The Stockholm Convention on Persistent Organic Pollutants (POPs) was established to ensure that governments work together to protect the environment from POPs that travel over long distances. Below is an overview of recent studies on POPs and Volatile Dimethylsiloxanes (VMS).
By McLachlan M. Environmental Science: Processes & Impacts. Volume 20, issue 1, January 2018, pages 32-37.
This paper explores the applicability to chemicals in modern commerce of the screening assessment for Persistent Organic Pollutants (POPs) in the Stockholm Convention. It includes a case study on D4, with the conclusion that the current framework can lead to a false positive classification, because the four screening criteria (persistence, bioaccumulation, long-range transport, and adverse effects) apply to different environmental media/compartments for D4. The paper concludes that the screening process should rely less on the individual screening criteria and more on the comparison of estimated exposure and the thresholds for effects.
By Matthies M, Solomon K, Vighi M, Gilman A, Tarazona JV. Environmental Science: Processes & Impacts (2016). Volumes 14;18 (9), September 2016, Pages 1114-28.

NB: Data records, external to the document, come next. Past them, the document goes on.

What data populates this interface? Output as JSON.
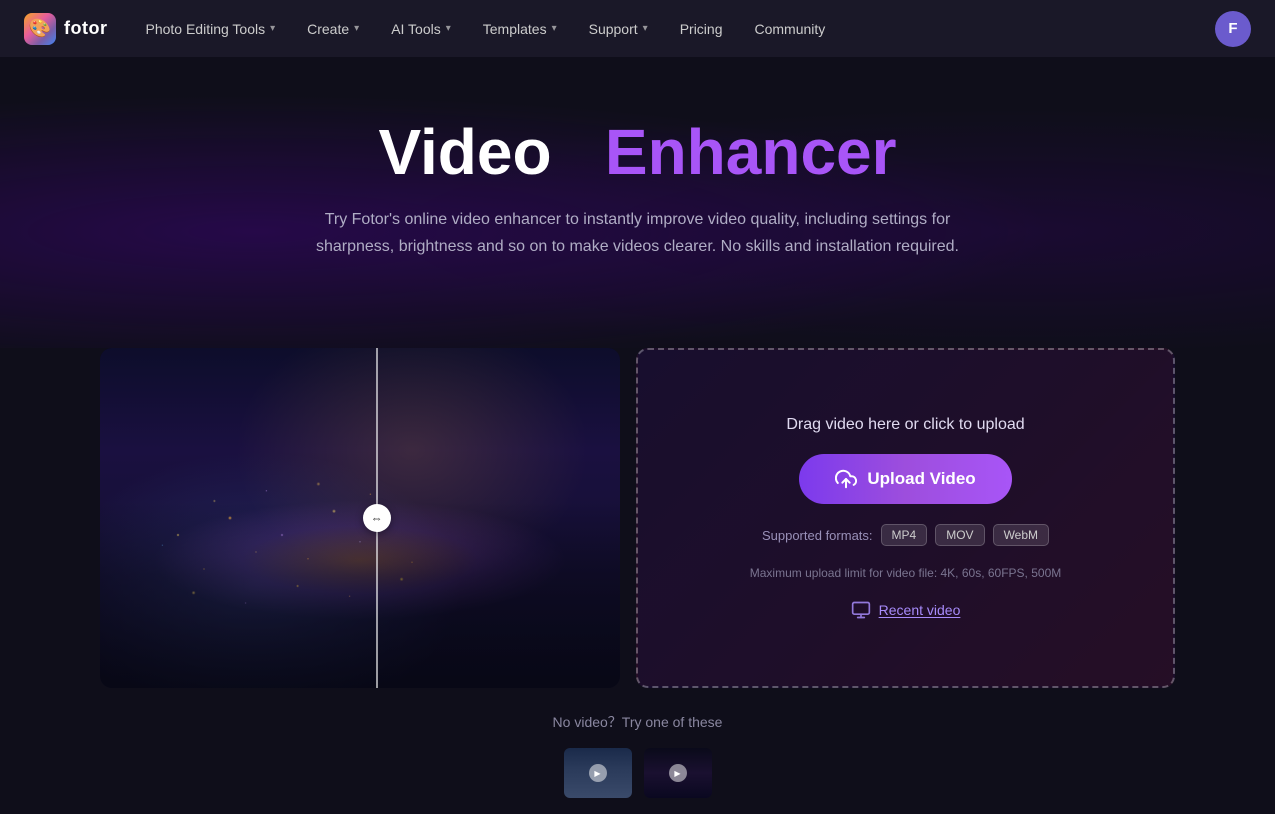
{
  "nav": {
    "logo_text": "fotor",
    "items": [
      {
        "label": "Photo Editing Tools",
        "has_dropdown": true
      },
      {
        "label": "Create",
        "has_dropdown": true
      },
      {
        "label": "AI Tools",
        "has_dropdown": true
      },
      {
        "label": "Templates",
        "has_dropdown": true
      },
      {
        "label": "Support",
        "has_dropdown": true
      },
      {
        "label": "Pricing",
        "has_dropdown": false
      },
      {
        "label": "Community",
        "has_dropdown": false
      }
    ],
    "avatar_letter": "F"
  },
  "hero": {
    "title_white": "Video",
    "title_purple": "Enhancer",
    "subtitle": "Try Fotor's online video enhancer to instantly improve video quality, including settings for sharpness, brightness and so on to make videos clearer. No skills and installation required."
  },
  "upload_box": {
    "drag_text": "Drag video here or click to upload",
    "button_label": "Upload Video",
    "formats_label": "Supported formats:",
    "format_mp4": "MP4",
    "format_mov": "MOV",
    "format_webm": "WebM",
    "limit_text": "Maximum upload limit for video file: 4K, 60s, 60FPS, 500M",
    "recent_video_label": "Recent video"
  },
  "bottom": {
    "no_video_text": "No video？Try one of these"
  }
}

By Bridges J and Solomon K R. Journal of Toxicology and Environmental Health (2016). Volume 19. Pages 345-379.
By Xu S and Wania F. Chemosphere. Volume 93. October 2013. Pages 835-843.

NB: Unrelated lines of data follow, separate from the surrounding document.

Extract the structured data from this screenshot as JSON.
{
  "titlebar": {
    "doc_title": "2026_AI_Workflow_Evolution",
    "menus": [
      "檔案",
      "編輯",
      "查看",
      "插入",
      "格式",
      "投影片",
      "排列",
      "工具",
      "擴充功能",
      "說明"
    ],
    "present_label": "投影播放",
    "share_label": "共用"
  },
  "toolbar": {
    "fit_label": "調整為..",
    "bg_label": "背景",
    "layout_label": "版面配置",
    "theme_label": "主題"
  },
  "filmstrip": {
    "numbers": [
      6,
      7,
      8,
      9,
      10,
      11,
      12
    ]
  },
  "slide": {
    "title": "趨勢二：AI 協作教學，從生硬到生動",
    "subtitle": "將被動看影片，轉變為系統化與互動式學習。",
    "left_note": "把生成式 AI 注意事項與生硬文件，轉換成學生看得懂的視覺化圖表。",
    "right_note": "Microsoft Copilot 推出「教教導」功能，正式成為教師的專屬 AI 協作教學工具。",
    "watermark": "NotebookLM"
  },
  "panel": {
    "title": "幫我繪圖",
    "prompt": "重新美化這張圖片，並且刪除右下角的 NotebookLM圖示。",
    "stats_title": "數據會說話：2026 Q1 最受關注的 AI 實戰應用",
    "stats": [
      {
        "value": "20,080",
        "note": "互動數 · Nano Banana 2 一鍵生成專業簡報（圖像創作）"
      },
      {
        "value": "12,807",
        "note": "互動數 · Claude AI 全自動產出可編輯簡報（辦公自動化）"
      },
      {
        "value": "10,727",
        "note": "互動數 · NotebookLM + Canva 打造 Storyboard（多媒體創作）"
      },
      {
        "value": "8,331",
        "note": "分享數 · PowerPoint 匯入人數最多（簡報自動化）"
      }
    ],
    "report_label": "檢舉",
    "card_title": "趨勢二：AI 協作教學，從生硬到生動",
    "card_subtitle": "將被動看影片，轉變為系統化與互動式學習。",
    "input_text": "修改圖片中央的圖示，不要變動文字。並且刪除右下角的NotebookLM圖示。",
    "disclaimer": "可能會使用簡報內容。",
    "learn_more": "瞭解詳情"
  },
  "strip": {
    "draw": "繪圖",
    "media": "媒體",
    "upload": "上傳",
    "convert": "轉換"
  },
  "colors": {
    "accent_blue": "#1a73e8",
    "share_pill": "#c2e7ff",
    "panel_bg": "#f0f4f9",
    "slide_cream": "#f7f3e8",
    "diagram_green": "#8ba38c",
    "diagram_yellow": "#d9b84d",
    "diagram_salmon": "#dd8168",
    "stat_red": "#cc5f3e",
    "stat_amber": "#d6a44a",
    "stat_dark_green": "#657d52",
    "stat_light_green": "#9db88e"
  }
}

By Sanchís J, Cabrerizo A, Galbán-Malagón C, Barceló D, Farré M and Dachs J. Environmental Science and Technology (2015). Volume 49(7), pages 4415-4424.